spread of the disease was not sufficient to be considered
a pandemic (an epidemic worldwide in scope), but it did infect
over 200 people and kill about half of them. There have been
no documented cases so far of H5N1 moving from human to human,
but experts fear that the virus could mutate into a strain
that can--and accordingly kill millions of people. It wouldn't
be the first time: Many scientists now believe that the Spanish
Flu of 1918, which killed 50 million people (including 675,000
Americans and 43,000 Canadians), started as bird flu.
Some researchers see habitat loss as a key factor in the unusual
spread of the disease between wild and domestic birds. A recently
released United Nations (U.N.) Environment Programme report
found that loss of wetlands around the world has forced migrating
wild birds onto stopping points along their way--such as rice
paddies and farms--that are ordinarily the domicile of domestic
chickens, ducks and geese, with whom they normally don't mix.
"Wetland depletion has direct implications for migrating
wild birds," says David Rapport, a professor at the University
of Western Ontario and a lead researcher on the U.N. study.
"Wetland habitat worldwide continues to decline, owing
to agricultural expansion and urban development, resulting
in fewer staging areas for wild migrating birds."
Rapport warns that "heroic efforts" like mass culling
are not likely to appreciably slow the spread of bird flu.
The best hope, he says, is to increase habitat for wild birds
and avoid siting large-scale poultry operations along migratory
bird routes. Minimizing human contact with domestic poultry
is also key, but this would be a tall order given the prevalence

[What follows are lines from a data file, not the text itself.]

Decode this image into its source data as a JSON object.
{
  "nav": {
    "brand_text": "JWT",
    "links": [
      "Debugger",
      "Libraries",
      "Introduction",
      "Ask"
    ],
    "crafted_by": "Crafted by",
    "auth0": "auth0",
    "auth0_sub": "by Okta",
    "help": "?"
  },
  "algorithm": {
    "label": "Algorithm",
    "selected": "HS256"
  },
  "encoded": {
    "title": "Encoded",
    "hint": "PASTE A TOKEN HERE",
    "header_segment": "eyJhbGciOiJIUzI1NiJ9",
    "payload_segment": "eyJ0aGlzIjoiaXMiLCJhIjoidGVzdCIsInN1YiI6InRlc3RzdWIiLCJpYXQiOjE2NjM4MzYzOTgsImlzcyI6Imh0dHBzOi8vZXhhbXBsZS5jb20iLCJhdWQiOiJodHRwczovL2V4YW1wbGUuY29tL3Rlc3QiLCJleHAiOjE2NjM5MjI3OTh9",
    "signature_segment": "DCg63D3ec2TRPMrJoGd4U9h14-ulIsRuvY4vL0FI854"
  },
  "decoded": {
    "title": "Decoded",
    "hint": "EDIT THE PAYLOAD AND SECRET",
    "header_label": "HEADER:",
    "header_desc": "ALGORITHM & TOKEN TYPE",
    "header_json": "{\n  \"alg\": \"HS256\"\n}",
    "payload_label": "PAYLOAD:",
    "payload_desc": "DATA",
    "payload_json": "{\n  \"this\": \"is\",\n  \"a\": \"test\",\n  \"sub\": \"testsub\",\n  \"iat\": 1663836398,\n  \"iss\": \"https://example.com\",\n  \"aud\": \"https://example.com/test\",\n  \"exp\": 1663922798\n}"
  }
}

of poultry in the human diet. Also, in many parts of Asia,
separating poultry from people would be at odds with cultural
Many North Americans may not realize that the bird flu virus
has already arrived here. In November 2005 two wild ducks
tested positive for H5N1 in Canada, although not the same
dangerous strain that affected Southeast Asia. The virus was
also found on a domestic duck in British Columbia shortly
thereafter. While no infected birds have been documented in
the U.S. yet, researchers say it's only a matter of time.
Just last year U.S. Health and Human Services Secretary Mike
Leavitt said that a bird flu pandemic was an "absolute
certainty," echoing repeated warnings from the World
Health Organization (WHO). A recently released White House
report warns that, if there were to be an outbreak, the nation
is unprepared and as many as two million people could die.
Meanwhile, Canada has earned kudos from WHO, which is using
its billion-dollar preparedness plan as a model for other
countries to follow.
CONTACTS: Wildlife Trust, www.wildlifetrust.org/enter.cgi?p=news/2006/0101_1_avian.htm
; Health Canada Avian Flu (Bird Flu) Website, www.hc-sc.gc.ca/dc-ma/avia/index_e.html